Activity.
Could you output each line of the data that follows exactly?

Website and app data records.

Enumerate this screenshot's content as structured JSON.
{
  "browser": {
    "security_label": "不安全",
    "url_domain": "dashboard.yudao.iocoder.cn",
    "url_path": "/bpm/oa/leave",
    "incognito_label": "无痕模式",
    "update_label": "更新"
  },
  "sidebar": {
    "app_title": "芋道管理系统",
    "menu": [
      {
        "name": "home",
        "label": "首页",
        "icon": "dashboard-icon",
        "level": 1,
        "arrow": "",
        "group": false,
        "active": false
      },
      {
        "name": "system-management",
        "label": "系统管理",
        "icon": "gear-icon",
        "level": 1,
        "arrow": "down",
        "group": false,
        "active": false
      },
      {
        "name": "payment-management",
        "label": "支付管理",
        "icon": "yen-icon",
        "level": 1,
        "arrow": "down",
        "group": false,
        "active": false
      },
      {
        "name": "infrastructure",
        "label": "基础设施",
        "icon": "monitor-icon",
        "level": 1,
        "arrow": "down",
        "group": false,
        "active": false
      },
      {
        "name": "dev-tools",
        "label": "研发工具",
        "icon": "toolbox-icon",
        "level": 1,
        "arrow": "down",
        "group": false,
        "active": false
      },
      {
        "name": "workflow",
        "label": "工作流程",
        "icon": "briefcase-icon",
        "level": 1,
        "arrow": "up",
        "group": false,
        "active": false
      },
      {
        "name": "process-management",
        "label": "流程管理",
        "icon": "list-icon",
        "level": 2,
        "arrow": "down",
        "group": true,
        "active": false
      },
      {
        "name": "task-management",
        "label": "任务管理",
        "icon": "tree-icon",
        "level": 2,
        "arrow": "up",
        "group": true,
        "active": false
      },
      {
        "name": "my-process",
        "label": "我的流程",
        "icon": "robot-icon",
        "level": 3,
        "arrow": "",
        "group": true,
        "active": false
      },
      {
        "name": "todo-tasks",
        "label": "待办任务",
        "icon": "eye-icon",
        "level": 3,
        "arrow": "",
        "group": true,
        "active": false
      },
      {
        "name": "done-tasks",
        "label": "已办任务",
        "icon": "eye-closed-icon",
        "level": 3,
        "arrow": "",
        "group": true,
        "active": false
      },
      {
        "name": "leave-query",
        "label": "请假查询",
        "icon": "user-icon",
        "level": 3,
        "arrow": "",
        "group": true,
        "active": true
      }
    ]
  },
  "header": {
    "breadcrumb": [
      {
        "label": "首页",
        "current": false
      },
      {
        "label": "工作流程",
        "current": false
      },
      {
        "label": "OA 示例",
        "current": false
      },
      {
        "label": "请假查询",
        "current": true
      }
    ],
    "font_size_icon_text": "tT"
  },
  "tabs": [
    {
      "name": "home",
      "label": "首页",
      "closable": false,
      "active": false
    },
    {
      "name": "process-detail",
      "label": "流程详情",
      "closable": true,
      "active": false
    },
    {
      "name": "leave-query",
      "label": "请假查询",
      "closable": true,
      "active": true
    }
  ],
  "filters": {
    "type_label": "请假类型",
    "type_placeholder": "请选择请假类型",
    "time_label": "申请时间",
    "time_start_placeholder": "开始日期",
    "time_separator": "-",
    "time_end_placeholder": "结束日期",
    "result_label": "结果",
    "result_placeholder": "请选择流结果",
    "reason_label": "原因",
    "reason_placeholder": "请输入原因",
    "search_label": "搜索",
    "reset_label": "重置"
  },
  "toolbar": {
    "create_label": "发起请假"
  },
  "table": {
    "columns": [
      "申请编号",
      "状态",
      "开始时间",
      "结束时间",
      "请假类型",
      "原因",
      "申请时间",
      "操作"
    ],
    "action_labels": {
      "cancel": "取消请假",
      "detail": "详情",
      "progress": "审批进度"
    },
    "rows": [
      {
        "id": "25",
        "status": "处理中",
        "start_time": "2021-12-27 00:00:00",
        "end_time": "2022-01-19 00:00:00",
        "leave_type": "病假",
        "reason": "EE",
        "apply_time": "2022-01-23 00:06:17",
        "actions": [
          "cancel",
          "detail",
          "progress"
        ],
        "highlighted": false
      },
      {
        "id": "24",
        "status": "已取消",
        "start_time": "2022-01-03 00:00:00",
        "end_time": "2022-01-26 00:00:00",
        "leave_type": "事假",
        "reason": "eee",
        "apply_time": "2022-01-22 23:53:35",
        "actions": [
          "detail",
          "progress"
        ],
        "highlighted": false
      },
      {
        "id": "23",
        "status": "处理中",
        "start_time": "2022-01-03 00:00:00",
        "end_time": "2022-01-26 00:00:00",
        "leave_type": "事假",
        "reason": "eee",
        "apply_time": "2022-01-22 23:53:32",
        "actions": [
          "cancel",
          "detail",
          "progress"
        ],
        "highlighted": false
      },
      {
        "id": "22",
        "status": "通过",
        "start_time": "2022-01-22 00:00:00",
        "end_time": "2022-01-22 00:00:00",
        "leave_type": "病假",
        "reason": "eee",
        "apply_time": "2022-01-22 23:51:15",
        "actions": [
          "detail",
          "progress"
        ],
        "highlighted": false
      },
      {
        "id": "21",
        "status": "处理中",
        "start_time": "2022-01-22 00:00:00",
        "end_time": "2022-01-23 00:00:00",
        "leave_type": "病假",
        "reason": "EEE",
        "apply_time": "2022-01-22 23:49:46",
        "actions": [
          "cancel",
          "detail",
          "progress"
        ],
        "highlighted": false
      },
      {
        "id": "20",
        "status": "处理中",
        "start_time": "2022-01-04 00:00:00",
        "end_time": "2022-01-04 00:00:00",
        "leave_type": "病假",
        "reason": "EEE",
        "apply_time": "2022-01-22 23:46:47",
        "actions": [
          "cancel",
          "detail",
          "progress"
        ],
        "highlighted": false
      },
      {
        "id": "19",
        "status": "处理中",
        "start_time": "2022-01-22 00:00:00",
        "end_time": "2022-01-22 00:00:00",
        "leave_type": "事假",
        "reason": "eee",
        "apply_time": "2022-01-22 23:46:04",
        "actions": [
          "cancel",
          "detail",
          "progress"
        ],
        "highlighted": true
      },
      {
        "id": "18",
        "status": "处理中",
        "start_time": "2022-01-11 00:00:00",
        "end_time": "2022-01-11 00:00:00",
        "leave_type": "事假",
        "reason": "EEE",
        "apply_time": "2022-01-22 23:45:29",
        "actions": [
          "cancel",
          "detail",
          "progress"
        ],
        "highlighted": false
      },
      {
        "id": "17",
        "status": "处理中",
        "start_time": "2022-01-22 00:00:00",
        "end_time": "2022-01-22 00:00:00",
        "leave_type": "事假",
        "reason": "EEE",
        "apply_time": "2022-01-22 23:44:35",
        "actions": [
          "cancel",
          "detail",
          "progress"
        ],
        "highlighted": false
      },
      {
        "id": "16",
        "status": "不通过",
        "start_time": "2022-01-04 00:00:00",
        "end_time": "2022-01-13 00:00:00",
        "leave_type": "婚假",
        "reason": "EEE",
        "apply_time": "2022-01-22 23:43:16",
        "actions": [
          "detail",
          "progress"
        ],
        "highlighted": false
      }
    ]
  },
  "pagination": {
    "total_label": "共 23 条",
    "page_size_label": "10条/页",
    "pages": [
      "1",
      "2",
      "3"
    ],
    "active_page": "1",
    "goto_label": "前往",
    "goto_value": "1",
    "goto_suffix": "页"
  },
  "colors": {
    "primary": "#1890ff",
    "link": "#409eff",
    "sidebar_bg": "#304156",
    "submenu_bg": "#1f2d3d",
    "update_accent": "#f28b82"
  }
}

Result of this task.
Enumerate this screenshot's content as structured JSON.
{
  "browser": {
    "security_label": "不安全",
    "url_domain": "dashboard.yudao.iocoder.cn",
    "url_path": "/bpm/oa/leave",
    "incognito_label": "无痕模式",
    "update_label": "更新"
  },
  "sidebar": {
    "app_title": "芋道管理系统",
    "menu": [
      {
        "name": "home",
        "label": "首页",
        "icon": "dashboard-icon",
        "level": 1,
        "arrow": "",
        "group": false,
        "active": false
      },
      {
        "name": "system-management",
        "label": "系统管理",
        "icon": "gear-icon",
        "level": 1,
        "arrow": "down",
        "group": false,
        "active": false
      },
      {
        "name": "payment-management",
        "label": "支付管理",
        "icon": "yen-icon",
        "level": 1,
        "arrow": "down",
        "group": false,
        "active": false
      },
      {
        "name": "infrastructure",
        "label": "基础设施",
        "icon": "monitor-icon",
        "level": 1,
        "arrow": "down",
        "group": false,
        "active": false
      },
      {
        "name": "dev-tools",
        "label": "研发工具",
        "icon": "toolbox-icon",
        "level": 1,
        "arrow": "down",
        "group": false,
        "active": false
      },
      {
        "name": "workflow",
        "label": "工作流程",
        "icon": "briefcase-icon",
        "level": 1,
        "arrow": "up",
        "group": false,
        "active": false
      },
      {
        "name": "process-management",
        "label": "流程管理",
        "icon": "list-icon",
        "level": 2,
        "arrow": "down",
        "group": true,
        "active": false
      },
      {
        "name": "task-management",
        "label": "任务管理",
        "icon": "tree-icon",
        "level": 2,
        "arrow": "up",
        "group": true,
        "active": false
      },
      {
        "name": "my-process",
        "label": "我的流程",
        "icon": "robot-icon",
        "level": 3,
        "arrow": "",
        "group": true,
        "active": false
      },
      {
        "name": "todo-tasks",
        "label": "待办任务",
        "icon": "eye-icon",
        "level": 3,
        "arrow": "",
        "group": true,
        "active": false
      },
      {
        "name": "done-tasks",
        "label": "已办任务",
        "icon": "eye-closed-icon",
        "level": 3,
        "arrow": "",
        "group": true,
        "active": false
      },
      {
        "name": "leave-query",
        "label": "请假查询",
        "icon": "user-icon",
        "level": 3,
        "arrow": "",
        "group": true,
        "active": true
      }
    ]
  },
  "header": {
    "breadcrumb": [
      {
        "label": "首页",
        "current": false
      },
      {
        "label": "工作流程",
        "current": false
      },
      {
        "label": "OA 示例",
        "current": false
      },
      {
        "label": "请假查询",
        "current": true
      }
    ],
    "font_size_icon_text": "tT"
  },
  "tabs": [
    {
      "name": "home",
      "label": "首页",
      "closable": false,
      "active": false
    },
    {
      "name": "process-detail",
      "label": "流程详情",
      "closable": true,
      "active": false
    },
    {
      "name": "leave-query",
      "label": "请假查询",
      "closable": true,
      "active": true
    }
  ],
  "filters": {
    "type_label": "请假类型",
    "type_placeholder": "请选择请假类型",
    "time_label": "申请时间",
    "time_start_placeholder": "开始日期",
    "time_separator": "-",
    "time_end_placeholder": "结束日期",
    "result_label": "结果",
    "result_placeholder": "请选择流结果",
    "reason_label": "原因",
    "reason_placeholder": "请输入原因",
    "search_label": "搜索",
    "reset_label": "重置"
  },
  "toolbar": {
    "create_label": "发起请假"
  },
  "table": {
    "columns": [
      "申请编号",
      "状态",
      "开始时间",
      "结束时间",
      "请假类型",
      "原因",
      "申请时间",
      "操作"
    ],
    "action_labels": {
      "cancel": "取消请假",
      "detail": "详情",
      "progress": "审批进度"
    },
    "rows": [
      {
        "id": "25",
        "status": "处理中",
        "start_time": "2021-12-27 00:00:00",
        "end_time": "2022-01-19 00:00:00",
        "leave_type": "病假",
        "reason": "EE",
        "apply_time": "2022-01-23 00:06:17",
        "actions": [
          "cancel",
          "detail",
          "progress"
        ],
        "highlighted": false
      },
      {
        "id": "24",
        "status": "已取消",
        "start_time": "2022-01-03 00:00:00",
        "end_time": "2022-01-26 00:00:00",
        "leave_type": "事假",
        "reason": "eee",
        "apply_time": "2022-01-22 23:53:35",
        "actions": [
          "detail",
          "progress"
        ],
        "highlighted": false
      },
      {
        "id": "23",
        "status": "处理中",
        "start_time": "2022-01-03 00:00:00",
        "end_time": "2022-01-26 00:00:00",
        "leave_type": "事假",
        "reason": "eee",
        "apply_time": "2022-01-22 23:53:32",
        "actions": [
          "cancel",
          "detail",
          "progress"
        ],
        "highlighted": false
      },
      {
        "id": "22",
        "status": "通过",
        "start_time": "2022-01-22 00:00:00",
        "end_time": "2022-01-22 00:00:00",
        "leave_type": "病假",
        "reason": "eee",
        "apply_time": "2022-01-22 23:51:15",
        "actions": [
          "detail",
          "progress"
        ],
        "highlighted": false
      },
      {
        "id": "21",
        "status": "处理中",
        "start_time": "2022-01-22 00:00:00",
        "end_time": "2022-01-23 00:00:00",
        "leave_type": "病假",
        "reason": "EEE",
        "apply_time": "2022-01-22 23:49:46",
        "actions": [
          "cancel",
          "detail",
          "progress"
        ],
        "highlighted": false
      },
      {
        "id": "20",
        "status": "处理中",
        "start_time": "2022-01-04 00:00:00",
        "end_time": "2022-01-04 00:00:00",
        "leave_type": "病假",
        "reason": "EEE",
        "apply_time": "2022-01-22 23:46:47",
        "actions": [
          "cancel",
          "detail",
          "progress"
        ],
        "highlighted": false
      },
      {
        "id": "19",
        "status": "处理中",
        "start_time": "2022-01-22 00:00:00",
        "end_time": "2022-01-22 00:00:00",
        "leave_type": "事假",
        "reason": "eee",
        "apply_time": "2022-01-22 23:46:04",
        "actions": [
          "cancel",
          "detail",
          "progress"
        ],
        "highlighted": true
      },
      {
        "id": "18",
        "status": "处理中",
        "start_time": "2022-01-11 00:00:00",
        "end_time": "2022-01-11 00:00:00",
        "leave_type": "事假",
        "reason": "EEE",
        "apply_time": "2022-01-22 23:45:29",
        "actions": [
          "cancel",
          "detail",
          "progress"
        ],
        "highlighted": false
      },
      {
        "id": "17",
        "status": "处理中",
        "start_time": "2022-01-22 00:00:00",
        "end_time": "2022-01-22 00:00:00",
        "leave_type": "事假",
        "reason": "EEE",
        "apply_time": "2022-01-22 23:44:35",
        "actions": [
          "cancel",
          "detail",
          "progress"
        ],
        "highlighted": false
      },
      {
        "id": "16",
        "status": "不通过",
        "start_time": "2022-01-04 00:00:00",
        "end_time": "2022-01-13 00:00:00",
        "leave_type": "婚假",
        "reason": "EEE",
        "apply_time": "2022-01-22 23:43:16",
        "actions": [
          "detail",
          "progress"
        ],
        "highlighted": false
      }
    ]
  },
  "pagination": {
    "total_label": "共 23 条",
    "page_size_label": "10条/页",
    "pages": [
      "1",
      "2",
      "3"
    ],
    "active_page": "1",
    "goto_label": "前往",
    "goto_value": "1",
    "goto_suffix": "页"
  },
  "colors": {
    "primary": "#1890ff",
    "link": "#409eff",
    "sidebar_bg": "#304156",
    "submenu_bg": "#1f2d3d",
    "update_accent": "#f28b82"
  }
}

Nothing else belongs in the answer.